Moreover, there are several mechanical methods we can use around our homes as preventative measures against mosquitoes such as eliminating standing water by regularly emptying containers like flower pots or old tires where stagnant water collects; regular cleaning clogged gutters; fixing leaking faucets; covering swimming pools when not in use; aerating ornamental ponds and so forth.

Other ways to minimize contact with mosquitoes include staying indoors during peak biting times and wearing protective clothing, especially in areas where the mosquito population is high. Applying insect repellents containing DEET, Picaridin or lemon eucalyptus oil can also offer protection against mosquito bites.

Furthermore, certain plants such as citronella, rosemary and catnip have natural repelling properties that can deter mosquitoes from entering our living spaces. Planting these around our homes can provide a chemical-free barrier against these insects.

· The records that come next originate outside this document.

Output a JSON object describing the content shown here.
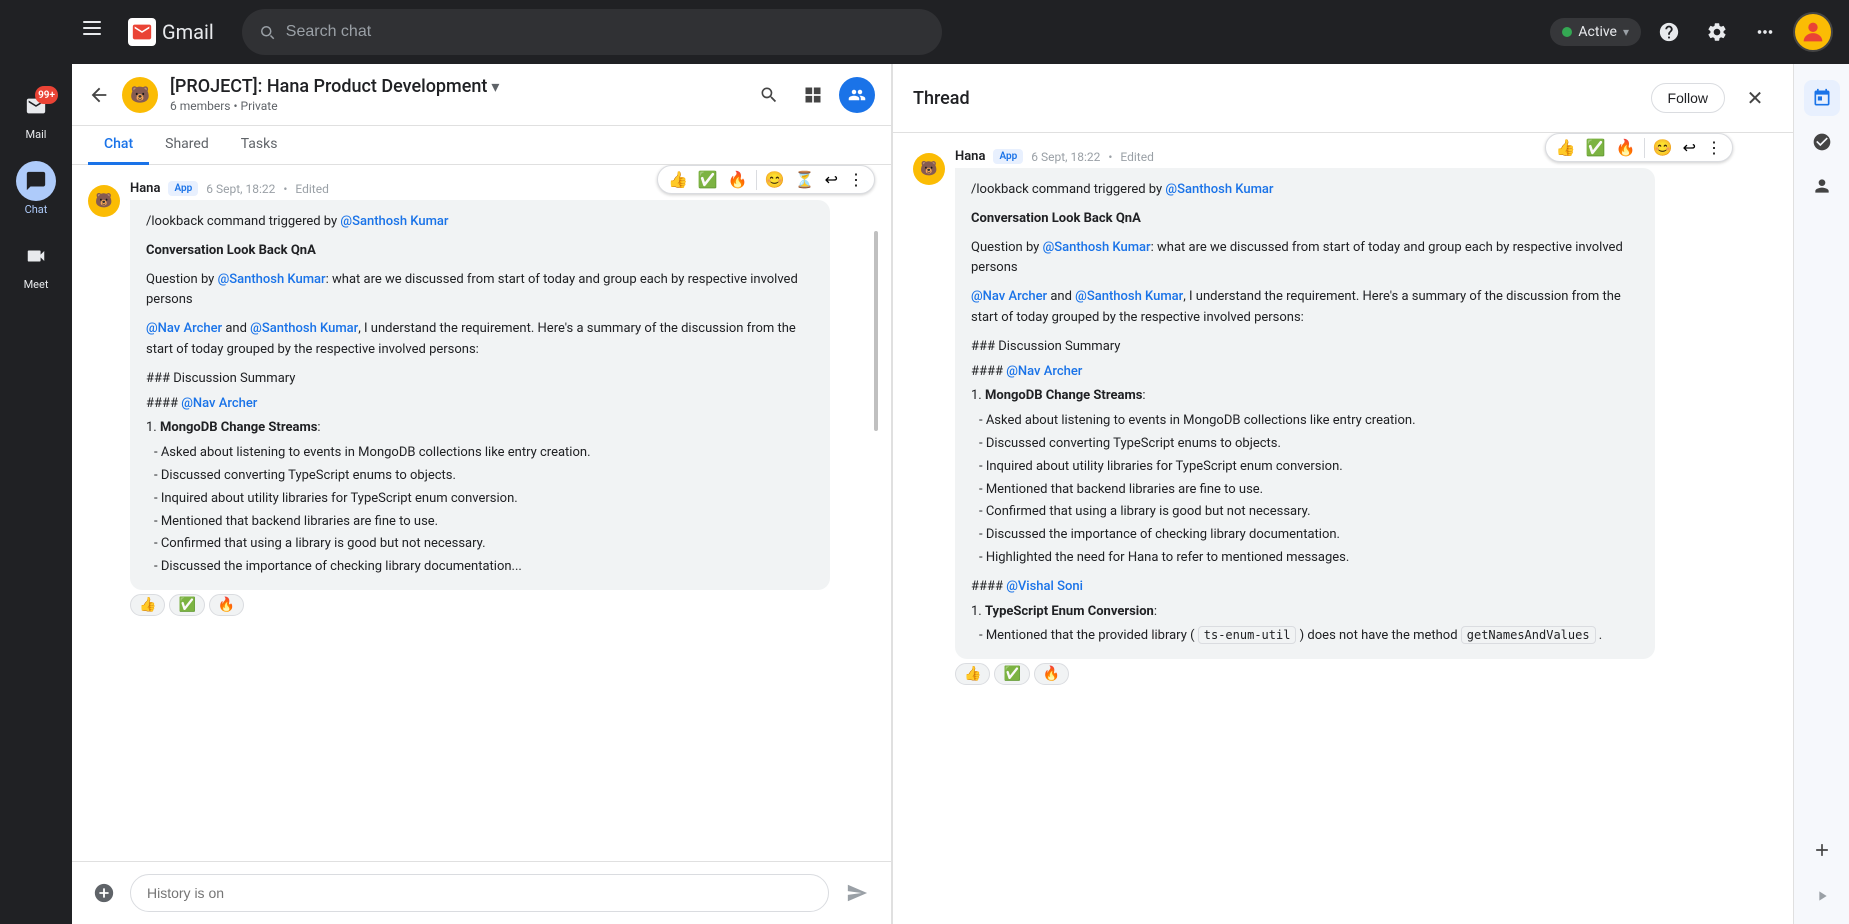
{
  "topbar": {
    "search_placeholder": "Search chat",
    "active_label": "Active",
    "hamburger_label": "Main menu"
  },
  "gmail": {
    "logo_text": "Gmail"
  },
  "sidebar": {
    "items": [
      {
        "id": "mail",
        "label": "Mail",
        "badge": "99+"
      },
      {
        "id": "chat",
        "label": "Chat",
        "active": true
      },
      {
        "id": "meet",
        "label": "Meet"
      }
    ]
  },
  "chat_header": {
    "title": "[PROJECT]: Hana Product Development",
    "subtitle": "6 members • Private",
    "has_dropdown": true
  },
  "chat_tabs": [
    {
      "id": "chat",
      "label": "Chat",
      "active": true
    },
    {
      "id": "shared",
      "label": "Shared"
    },
    {
      "id": "tasks",
      "label": "Tasks"
    }
  ],
  "message": {
    "sender": "Hana",
    "app_badge": "App",
    "time": "6 Sept, 18:22",
    "edited": "Edited",
    "reactions": [
      "👍",
      "✅",
      "🔥"
    ],
    "command_line": "/lookback command triggered by @Santhosh Kumar",
    "mention_santhosh": "@Santhosh Kumar",
    "mention_nav": "@Nav Archer",
    "conversation_header": "Conversation Look Back QnA",
    "question_prefix": "Question by",
    "question_text": ": what are we discussed from start of today and group each by respective involved persons",
    "response_intro": ", I understand the requirement. Here's a summary of the discussion from the start of today grouped by the respective involved persons:",
    "discussion_summary_header": "### Discussion Summary",
    "nav_archer_header": "#### @Nav Archer",
    "mongodb_header": "MongoDB Change Streams",
    "mongodb_colon": ":",
    "mongodb_item1": "   - Asked about listening to events in MongoDB collections like entry creation.",
    "mongodb_item2": "   - Discussed converting TypeScript enums to objects.",
    "mongodb_item3": "   - Inquired about utility libraries for TypeScript enum conversion.",
    "mongodb_item4": "   - Mentioned that backend libraries are fine to use.",
    "mongodb_item5": "   - Confirmed that using a library is good but not necessary.",
    "mongodb_item6": "   - Discussed the importance of checking library documentation..."
  },
  "chat_input": {
    "placeholder": "History is on",
    "send_label": "Send"
  },
  "thread": {
    "title": "Thread",
    "follow_label": "Follow",
    "close_label": "×",
    "sender": "Hana",
    "app_badge": "App",
    "time": "6 Sept, 18:22",
    "edited": "Edited",
    "reactions": [
      "👍",
      "✅",
      "🔥"
    ],
    "command_line": "/lookback command triggered by @Santhosh Kumar",
    "mention_santhosh": "@Santhosh Kumar",
    "mention_nav": "@Nav Archer",
    "mention_nav2": "@Nav Archer",
    "mention_santhosh2": "@Santhosh Kumar",
    "conversation_header": "Conversation Look Back QnA",
    "question_prefix": "Question by",
    "question_text": ": what are we discussed from start of today and group each by respective involved persons",
    "response_intro": ", I understand the requirement. Here's a summary of the discussion from the start of today grouped by the respective involved persons:",
    "discussion_summary_header": "### Discussion Summary",
    "nav_archer_header": "#### @Nav Archer",
    "mongodb_header": "MongoDB Change Streams",
    "mongodb_item1": "- Asked about listening to events in MongoDB collections like entry creation.",
    "mongodb_item2": "- Discussed converting TypeScript enums to objects.",
    "mongodb_item3": "- Inquired about utility libraries for TypeScript enum conversion.",
    "mongodb_item4": "- Mentioned that backend libraries are fine to use.",
    "mongodb_item5": "- Confirmed that using a library is good but not necessary.",
    "mongodb_item6": "- Discussed the importance of checking library documentation.",
    "mongodb_item7": "- Highlighted the need for Hana to refer to mentioned messages.",
    "vishal_header": "#### @Vishal Soni",
    "ts_header": "TypeScript Enum Conversion",
    "ts_item1_prefix": "- Mentioned that the provided library (",
    "ts_item1_code": "ts-enum-util",
    "ts_item1_suffix": ") does not have the method",
    "ts_item2_code": "getNamesAndValues",
    "ts_item2_suffix": "."
  }
}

As individuals, we can take precautions to keep ourselves safe from Zika virus by using safe pest control measures; however, this is not enough to eradicate the threat of mosquitoes entirely. It’s crucial for communities and governing bodies to come together in implementing effective mosquito control management programs that include public outreach campaigns about prevention methods like eliminating standing water sources in public areas, covering trash cans or rain barrels adequately.

In conclusion, controlling mosquito populations through safe pest control measures is vital for preventing the spread of diseases like Zika virus. By being mindful of our actions and choosing safer alternatives over traditional harmful methods combined with community-wide efforts towards proper mosquito control management programs; we may successfully combat this global health crisis while preserving a healthy environment for generations to come.

The presence of pests in a community can have serious implications for public health. Aside from being a nuisance, pests also carry diseases and contaminate food and water sources. This is why safe pest control measures are essential in maintaining the well-being of individuals and communities.

Pests such as rodents, insects, and other small animals can harbor dangerous bacteria, viruses, and parasites that can easily spread to humans. In fact, according to the World Health Organization (WHO), rodents alone are responsible for the transmission of over 35 diseases worldwide.

One example is the bubonic plague which was caused by rats carrying fleas infected with Yersinia pestis bacteria. This disease decimated entire populations during the Middle Ages and continues to be a threat in developing countries with poor sanitation practices.

Another notorious pest-borne disease is malaria which is transmitted by mosquitoes infected with Plasmodium parasites. According to WHO, there were an estimated 229 million cases of malaria worldwide in 2019 alone, resulting in over 400 thousand deaths.

Aside from directly causing illnesses, pests can also contaminate food sources through their feces or contamination from their bodies. This poses a risk not only to individuals but also to entire communities when these contaminated foods are distributed or sold widely.

In addition to disease transmission and food contamination risks, pests can also cause structural damage to homes and buildings through their gnawing activities. This can compromise the safety of structures and pose potential hazards for those living or working within these spaces.

Given these risks posed by pests on public health, it is crucial for communities to implement safe pest control measures that not only effectively manage infestations but also minimize potential harm to human health and the environment.

One way this can be achieved is through integrated pest management (IPM) strategies which utilize different methods such as physical barriers, biological controls (e.g., natural predators), cultural practices (e.g., proper waste management), and judicious use of pesticides.

IPM focuses on preventing pest problems rather than simply eradicating them, making it more sustainable and environmentally-friendly in the long run. By reducing or eliminating the use of chemicals, IPM also minimizes potential risks to human health and non-target organisms.

In addition to community-wide efforts for safe pest control, individuals can also take preventive measures within their own homes. Proper storage of food and waste disposal can help prevent attracting pests into living spaces. Regular cleaning and maintenance can also help identify potential entry points for pests and address them before they become bigger problems.

Public health agencies play a crucial role in promoting safe pest control by educating communities about the risks posed by pests, providing guidelines on preventive measures, and overseeing proper implementation of IPM strategies.

Overall, the importance of safe pest control cannot be overstated when it comes to protecting public health. By effectively managing infestations through environmentally-friendly methods, we not only safeguard our own well-being but also contribute to a healthier society as a whole.